E-cigarette users reported “worse sleep health” than those who did not use the devices, according to researchers. The same association has been documented in people who smoke combustible cigarettes, they wrote in the Journal of Sleep Research. Emma I . Brett, a graduate student in the department of psychology at Oklahoma State University; and colleagues reviewed surveys from 1,664 college students (mean age, 19.7 years; 66.3% women; 72.7% underclassmen; 76.2% white).

Of these students, 40.9% indicated that they currently use or had tried e-cigarettes. Their sleep scores were based on the Pittsburgh Sleep Quality Index, difficulties with sleep onset; sleep disturbance in the middle of the night and poor subjective sleep quality. The average global sleep score was 5.8 among all e-cigarette users; indicating overall poor sleep quality, according to Brett and colleagues.

Use of sleep medication

Another study featured in the Journal of Adolescent Healththat utilized a different, larger cohort (n = 1,225 college students aged between 17 and 24 years whose smoking status was unknown) and some different criteria than Brett, et al, (the Pittsburgh Sleep Quality Index, the Epworth Sleepiness Scale, the Horne-Ostberg Morningness–Eveningness Scale; the Profile of Mood States, the Subjective Units of Distress Scale and questions on academic performance and physical health) found that 60% of participants had “poor quality” sleep.
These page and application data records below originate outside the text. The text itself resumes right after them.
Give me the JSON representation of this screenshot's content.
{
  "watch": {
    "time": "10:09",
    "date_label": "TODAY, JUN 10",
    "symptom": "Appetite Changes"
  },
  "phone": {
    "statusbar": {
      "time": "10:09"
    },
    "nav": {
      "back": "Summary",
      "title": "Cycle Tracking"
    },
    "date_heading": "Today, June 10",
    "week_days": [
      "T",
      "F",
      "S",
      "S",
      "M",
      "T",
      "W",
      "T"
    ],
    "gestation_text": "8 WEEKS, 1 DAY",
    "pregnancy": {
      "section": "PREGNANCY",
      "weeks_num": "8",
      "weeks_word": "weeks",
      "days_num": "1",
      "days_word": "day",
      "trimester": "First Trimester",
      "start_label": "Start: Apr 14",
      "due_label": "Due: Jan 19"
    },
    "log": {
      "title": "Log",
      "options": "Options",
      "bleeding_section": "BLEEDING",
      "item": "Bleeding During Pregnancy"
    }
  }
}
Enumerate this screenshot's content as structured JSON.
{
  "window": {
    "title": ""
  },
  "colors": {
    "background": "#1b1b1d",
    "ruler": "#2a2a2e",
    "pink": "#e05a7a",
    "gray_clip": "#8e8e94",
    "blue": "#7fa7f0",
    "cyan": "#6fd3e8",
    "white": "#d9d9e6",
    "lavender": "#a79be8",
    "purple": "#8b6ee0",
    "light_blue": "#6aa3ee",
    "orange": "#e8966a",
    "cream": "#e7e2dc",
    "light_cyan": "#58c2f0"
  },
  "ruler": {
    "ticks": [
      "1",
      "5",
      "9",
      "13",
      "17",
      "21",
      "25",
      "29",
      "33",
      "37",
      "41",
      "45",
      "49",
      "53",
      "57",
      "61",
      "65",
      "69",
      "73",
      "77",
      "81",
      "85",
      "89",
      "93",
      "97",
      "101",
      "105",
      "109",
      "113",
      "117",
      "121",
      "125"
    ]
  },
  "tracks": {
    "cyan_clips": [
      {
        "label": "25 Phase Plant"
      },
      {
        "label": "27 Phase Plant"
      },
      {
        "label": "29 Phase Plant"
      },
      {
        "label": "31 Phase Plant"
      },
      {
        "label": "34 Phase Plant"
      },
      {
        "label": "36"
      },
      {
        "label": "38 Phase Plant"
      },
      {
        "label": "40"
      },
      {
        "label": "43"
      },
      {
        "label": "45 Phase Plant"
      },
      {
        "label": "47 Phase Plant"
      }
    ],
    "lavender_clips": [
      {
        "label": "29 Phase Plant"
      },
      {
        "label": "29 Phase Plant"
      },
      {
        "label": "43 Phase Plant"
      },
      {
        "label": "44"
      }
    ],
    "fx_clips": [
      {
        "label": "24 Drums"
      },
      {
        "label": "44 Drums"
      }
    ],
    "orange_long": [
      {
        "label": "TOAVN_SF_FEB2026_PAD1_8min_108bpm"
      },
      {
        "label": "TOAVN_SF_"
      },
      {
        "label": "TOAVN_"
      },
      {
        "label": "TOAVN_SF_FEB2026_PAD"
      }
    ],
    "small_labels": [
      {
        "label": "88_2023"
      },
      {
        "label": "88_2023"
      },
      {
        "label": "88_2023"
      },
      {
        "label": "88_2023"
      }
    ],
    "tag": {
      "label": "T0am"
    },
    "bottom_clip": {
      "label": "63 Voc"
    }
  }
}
Other research appearing in Sleep and Breathingthat looked at sleep quality in college students from Thailand that smoked (n = 1,373) found 2.2% of them, when using only the Pittsburgh Sleep Quality Index, had “poor” sleep quality. Gender and drinks per week included as covariates in analyses. Current combustible and e‐cigarette users reported significantly more sleep difficulties than never users. Users of e‐cigarettes reported greater use of sleep medication than combustible cigarette users. Similar to combustible cigarette smoking, e‐cigarette use (vs. non‐use) was associated with worse sleep health; even among non‐daily e‐cigarette users.

E-cigarette use and psychiatric concerns

Brett and colleagues stated previous research that found nicotine negatively impacts the neurotransmitters that regulate the sleep–wake cycle and, separately, a study that showed a link between e-cigarette use and psychiatric concerns within college students suggests “mental health status could partially explain” the reported connection between sleep problems and ecigarette use.

“Research examining the temporal associations between these variables, as well as their mechanisms of effect, needed,” Brett and colleagues wrote in the new study. “Additional variables, such as psychiatric comorbidities and eliquid nicotine concentration, will be important to include in future studies examining relationships between sleep and ecigarette use in college student populations. Future research should also incorporate objective measures of nicotine exposure and alcohol use.”